TO DO: A single number is wanted: how many lines of the data include the string "elif".

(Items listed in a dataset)
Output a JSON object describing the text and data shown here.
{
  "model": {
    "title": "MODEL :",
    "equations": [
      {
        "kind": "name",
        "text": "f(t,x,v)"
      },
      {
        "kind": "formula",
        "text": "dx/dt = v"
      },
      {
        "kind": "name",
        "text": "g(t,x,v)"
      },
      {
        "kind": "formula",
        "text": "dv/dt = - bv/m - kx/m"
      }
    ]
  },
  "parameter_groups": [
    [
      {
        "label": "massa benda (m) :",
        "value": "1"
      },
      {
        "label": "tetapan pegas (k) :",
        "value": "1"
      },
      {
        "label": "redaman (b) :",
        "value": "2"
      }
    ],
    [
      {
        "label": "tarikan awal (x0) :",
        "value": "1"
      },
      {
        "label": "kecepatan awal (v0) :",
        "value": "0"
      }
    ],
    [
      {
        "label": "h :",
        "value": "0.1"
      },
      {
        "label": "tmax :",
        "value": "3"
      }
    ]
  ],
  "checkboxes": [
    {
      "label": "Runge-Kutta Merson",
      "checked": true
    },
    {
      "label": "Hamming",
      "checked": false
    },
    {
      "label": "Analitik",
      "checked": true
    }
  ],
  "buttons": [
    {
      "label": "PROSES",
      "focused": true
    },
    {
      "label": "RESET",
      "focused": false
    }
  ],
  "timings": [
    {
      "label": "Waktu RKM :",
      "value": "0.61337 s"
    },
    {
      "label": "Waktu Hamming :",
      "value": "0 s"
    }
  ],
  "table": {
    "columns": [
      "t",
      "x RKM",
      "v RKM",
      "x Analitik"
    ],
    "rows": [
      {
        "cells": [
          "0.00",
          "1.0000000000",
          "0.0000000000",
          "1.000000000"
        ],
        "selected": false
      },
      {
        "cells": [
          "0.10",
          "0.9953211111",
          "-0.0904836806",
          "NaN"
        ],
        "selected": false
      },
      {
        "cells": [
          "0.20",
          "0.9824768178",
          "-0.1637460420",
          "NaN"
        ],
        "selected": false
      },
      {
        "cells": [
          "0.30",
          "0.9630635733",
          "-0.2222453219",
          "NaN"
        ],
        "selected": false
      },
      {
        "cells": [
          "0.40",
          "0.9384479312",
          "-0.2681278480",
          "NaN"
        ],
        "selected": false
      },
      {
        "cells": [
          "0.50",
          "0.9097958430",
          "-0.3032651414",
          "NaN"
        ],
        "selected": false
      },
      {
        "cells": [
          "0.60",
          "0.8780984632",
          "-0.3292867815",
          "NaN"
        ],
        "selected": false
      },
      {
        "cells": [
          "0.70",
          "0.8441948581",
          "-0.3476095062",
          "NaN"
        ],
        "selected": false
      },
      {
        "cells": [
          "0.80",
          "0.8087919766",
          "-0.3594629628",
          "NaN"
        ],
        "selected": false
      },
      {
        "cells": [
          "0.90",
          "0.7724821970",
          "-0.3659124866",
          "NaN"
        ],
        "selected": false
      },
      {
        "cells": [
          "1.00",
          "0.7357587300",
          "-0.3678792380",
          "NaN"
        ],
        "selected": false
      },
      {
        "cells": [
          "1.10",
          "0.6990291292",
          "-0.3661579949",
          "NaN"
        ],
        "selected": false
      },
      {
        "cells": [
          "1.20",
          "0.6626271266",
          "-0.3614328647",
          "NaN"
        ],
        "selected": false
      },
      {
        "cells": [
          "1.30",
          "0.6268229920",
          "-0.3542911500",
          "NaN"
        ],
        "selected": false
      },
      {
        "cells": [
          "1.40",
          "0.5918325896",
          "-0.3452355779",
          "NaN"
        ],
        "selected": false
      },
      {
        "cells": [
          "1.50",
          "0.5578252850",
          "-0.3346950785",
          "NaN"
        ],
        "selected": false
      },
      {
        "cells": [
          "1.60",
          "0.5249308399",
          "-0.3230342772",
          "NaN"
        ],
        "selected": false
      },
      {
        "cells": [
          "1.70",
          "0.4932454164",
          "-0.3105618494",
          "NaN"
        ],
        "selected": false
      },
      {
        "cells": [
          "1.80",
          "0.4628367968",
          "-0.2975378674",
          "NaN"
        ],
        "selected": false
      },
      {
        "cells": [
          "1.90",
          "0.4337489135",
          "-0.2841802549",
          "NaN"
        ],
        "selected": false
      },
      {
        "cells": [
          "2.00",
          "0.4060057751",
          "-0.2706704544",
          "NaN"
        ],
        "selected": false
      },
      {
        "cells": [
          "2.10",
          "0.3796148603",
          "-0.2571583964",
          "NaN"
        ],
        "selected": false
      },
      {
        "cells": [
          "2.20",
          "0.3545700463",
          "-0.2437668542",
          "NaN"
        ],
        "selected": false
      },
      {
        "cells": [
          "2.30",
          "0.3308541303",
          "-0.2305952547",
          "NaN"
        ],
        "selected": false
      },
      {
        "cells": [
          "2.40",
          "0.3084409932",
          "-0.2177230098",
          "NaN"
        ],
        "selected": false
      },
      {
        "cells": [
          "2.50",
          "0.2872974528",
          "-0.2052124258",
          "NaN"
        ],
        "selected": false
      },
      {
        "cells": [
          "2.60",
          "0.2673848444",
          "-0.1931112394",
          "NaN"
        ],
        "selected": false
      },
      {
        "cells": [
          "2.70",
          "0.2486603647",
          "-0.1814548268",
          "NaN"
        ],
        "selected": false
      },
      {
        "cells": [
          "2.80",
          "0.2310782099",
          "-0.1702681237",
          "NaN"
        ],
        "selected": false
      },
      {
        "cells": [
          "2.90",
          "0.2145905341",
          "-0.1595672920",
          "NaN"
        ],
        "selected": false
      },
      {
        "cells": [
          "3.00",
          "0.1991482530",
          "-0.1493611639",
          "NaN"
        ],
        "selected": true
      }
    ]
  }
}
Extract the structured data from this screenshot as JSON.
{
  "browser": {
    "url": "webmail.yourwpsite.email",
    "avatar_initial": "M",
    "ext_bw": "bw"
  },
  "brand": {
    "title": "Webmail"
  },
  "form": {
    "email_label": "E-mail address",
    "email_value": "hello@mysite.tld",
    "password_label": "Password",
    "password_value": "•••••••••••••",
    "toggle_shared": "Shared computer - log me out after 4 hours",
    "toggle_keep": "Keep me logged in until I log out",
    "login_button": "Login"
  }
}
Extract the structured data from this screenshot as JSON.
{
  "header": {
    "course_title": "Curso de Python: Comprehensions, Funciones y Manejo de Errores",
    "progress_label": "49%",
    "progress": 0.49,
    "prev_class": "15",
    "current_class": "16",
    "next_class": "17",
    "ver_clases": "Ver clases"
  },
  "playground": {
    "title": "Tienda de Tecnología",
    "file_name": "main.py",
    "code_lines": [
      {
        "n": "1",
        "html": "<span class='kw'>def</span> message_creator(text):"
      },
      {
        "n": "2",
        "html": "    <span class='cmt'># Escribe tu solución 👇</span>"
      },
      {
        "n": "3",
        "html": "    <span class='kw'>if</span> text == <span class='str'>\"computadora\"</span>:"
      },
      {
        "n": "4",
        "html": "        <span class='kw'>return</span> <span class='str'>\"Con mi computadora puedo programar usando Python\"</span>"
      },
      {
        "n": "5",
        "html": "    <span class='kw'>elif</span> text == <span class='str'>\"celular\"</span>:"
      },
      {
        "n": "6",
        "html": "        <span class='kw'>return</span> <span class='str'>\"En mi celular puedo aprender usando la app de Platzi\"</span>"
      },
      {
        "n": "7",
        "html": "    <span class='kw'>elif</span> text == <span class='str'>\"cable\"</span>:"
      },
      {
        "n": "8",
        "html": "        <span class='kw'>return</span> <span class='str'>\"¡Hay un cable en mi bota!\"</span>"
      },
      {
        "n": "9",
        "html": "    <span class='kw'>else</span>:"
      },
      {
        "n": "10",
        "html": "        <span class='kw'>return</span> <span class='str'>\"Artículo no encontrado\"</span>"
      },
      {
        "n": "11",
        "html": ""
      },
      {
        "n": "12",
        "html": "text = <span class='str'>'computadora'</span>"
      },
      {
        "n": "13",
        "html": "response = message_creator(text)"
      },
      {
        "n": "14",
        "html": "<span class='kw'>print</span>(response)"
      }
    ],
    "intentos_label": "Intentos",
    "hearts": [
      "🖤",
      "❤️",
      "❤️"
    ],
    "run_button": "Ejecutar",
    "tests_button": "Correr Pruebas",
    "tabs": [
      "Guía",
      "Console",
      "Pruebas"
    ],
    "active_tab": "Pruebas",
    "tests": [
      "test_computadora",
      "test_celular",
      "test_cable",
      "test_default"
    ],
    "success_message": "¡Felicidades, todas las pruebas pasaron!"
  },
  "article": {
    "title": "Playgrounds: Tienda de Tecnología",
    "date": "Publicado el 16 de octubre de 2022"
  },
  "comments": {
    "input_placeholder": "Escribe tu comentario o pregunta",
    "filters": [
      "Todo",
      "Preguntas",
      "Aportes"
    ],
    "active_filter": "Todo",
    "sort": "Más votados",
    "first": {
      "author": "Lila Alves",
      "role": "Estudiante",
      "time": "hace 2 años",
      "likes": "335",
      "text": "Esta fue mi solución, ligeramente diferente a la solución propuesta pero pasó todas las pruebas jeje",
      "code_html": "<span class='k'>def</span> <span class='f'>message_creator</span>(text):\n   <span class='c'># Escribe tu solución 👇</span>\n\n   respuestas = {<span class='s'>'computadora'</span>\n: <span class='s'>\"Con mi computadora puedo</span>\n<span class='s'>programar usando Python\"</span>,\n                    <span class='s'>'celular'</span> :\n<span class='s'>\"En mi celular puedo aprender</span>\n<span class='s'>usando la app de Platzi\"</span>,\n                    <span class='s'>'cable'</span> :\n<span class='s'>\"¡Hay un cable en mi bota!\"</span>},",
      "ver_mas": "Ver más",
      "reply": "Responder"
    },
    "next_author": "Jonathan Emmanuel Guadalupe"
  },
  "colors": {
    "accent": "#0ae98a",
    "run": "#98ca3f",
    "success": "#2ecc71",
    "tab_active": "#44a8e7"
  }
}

ANSWER BOX: 2